* **PROBLEM DESCRIPTION**:
In the entries below, find each line with the word "text" and return it.

* **DATA FOR THIS TASK**:
◇ ◇ ◇ ◇
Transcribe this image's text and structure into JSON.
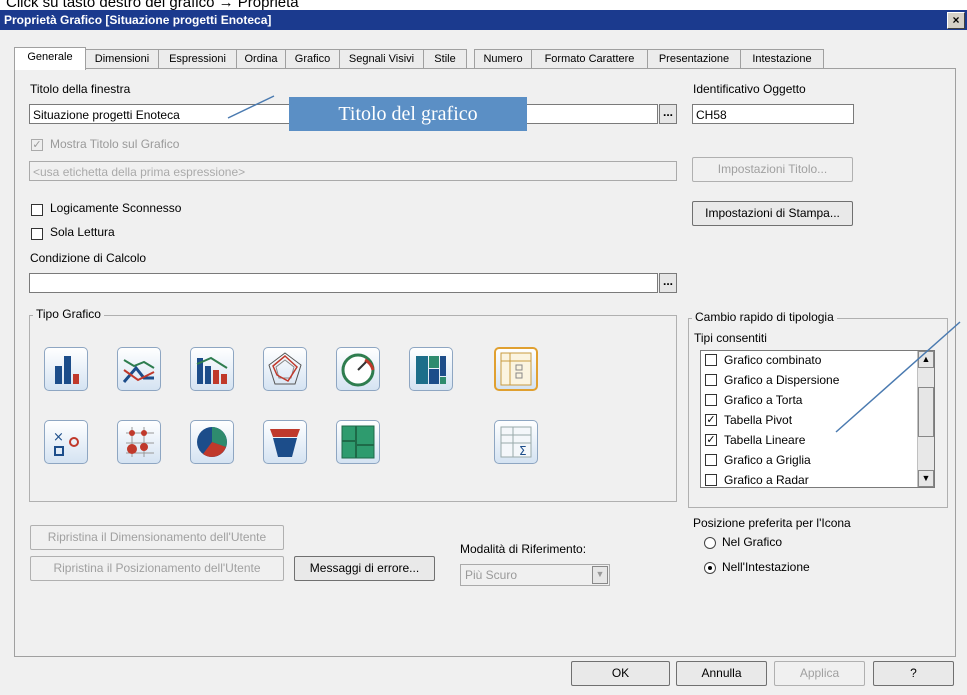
{
  "caption": "Click su tasto destro del grafico → Proprietà",
  "window": {
    "title": "Proprietà Grafico [Situazione progetti Enoteca]",
    "close_label": "×"
  },
  "tabs": [
    {
      "label": "Generale"
    },
    {
      "label": "Dimensioni"
    },
    {
      "label": "Espressioni"
    },
    {
      "label": "Ordina"
    },
    {
      "label": "Grafico"
    },
    {
      "label": "Segnali Visivi"
    },
    {
      "label": "Stile"
    },
    {
      "label": "Numero"
    },
    {
      "label": "Formato Carattere"
    },
    {
      "label": "Presentazione"
    },
    {
      "label": "Intestazione"
    }
  ],
  "general": {
    "window_title_label": "Titolo della finestra",
    "window_title_value": "Situazione progetti Enoteca",
    "dots": "...",
    "object_id_label": "Identificativo Oggetto",
    "object_id_value": "CH58",
    "show_title_label": "Mostra Titolo sul Grafico",
    "show_title_checked": true,
    "title_placeholder": "<usa etichetta della prima espressione>",
    "title_settings_button": "Impostazioni Titolo...",
    "detached_label": "Logicamente Sconnesso",
    "readonly_label": "Sola Lettura",
    "print_settings_button": "Impostazioni di Stampa...",
    "calc_condition_label": "Condizione di Calcolo",
    "calc_condition_value": ""
  },
  "chart_type": {
    "group_title": "Tipo Grafico",
    "icons": [
      "bar-chart-icon",
      "line-chart-icon",
      "combo-chart-icon",
      "radar-chart-icon",
      "gauge-chart-icon",
      "mekko-chart-icon",
      "pivot-table-icon",
      "scatter-chart-icon",
      "grid-chart-icon",
      "pie-chart-icon",
      "funnel-chart-icon",
      "block-chart-icon",
      "straight-table-icon"
    ]
  },
  "quick_change": {
    "group_title": "Cambio rapido di tipologia",
    "allowed_label": "Tipi consentiti",
    "items": [
      {
        "label": "Grafico combinato",
        "checked": false
      },
      {
        "label": "Grafico a Dispersione",
        "checked": false
      },
      {
        "label": "Grafico a Torta",
        "checked": false
      },
      {
        "label": "Tabella Pivot",
        "checked": true
      },
      {
        "label": "Tabella Lineare",
        "checked": true
      },
      {
        "label": "Grafico a Griglia",
        "checked": false
      },
      {
        "label": "Grafico a Radar",
        "checked": false
      }
    ],
    "icon_position_label": "Posizione preferita per l'Icona",
    "radio_in_chart": "Nel Grafico",
    "radio_in_header": "Nell'Intestazione",
    "selected_radio": "Nell'Intestazione"
  },
  "bottom": {
    "reset_size_button": "Ripristina il Dimensionamento dell'Utente",
    "reset_position_button": "Ripristina il Posizionamento dell'Utente",
    "error_messages_button": "Messaggi di errore...",
    "reference_mode_label": "Modalità di Riferimento:",
    "reference_mode_value": "Più Scuro"
  },
  "footer": {
    "ok": "OK",
    "cancel": "Annulla",
    "apply": "Applica",
    "help": "?"
  },
  "callout": {
    "text": "Titolo del grafico",
    "color": "#5b8fc5"
  }
}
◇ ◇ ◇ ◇
* **EXERCISE ANSWER**:
Transcribe this image's text and structure into JSON.
    "text": "Titolo del grafico",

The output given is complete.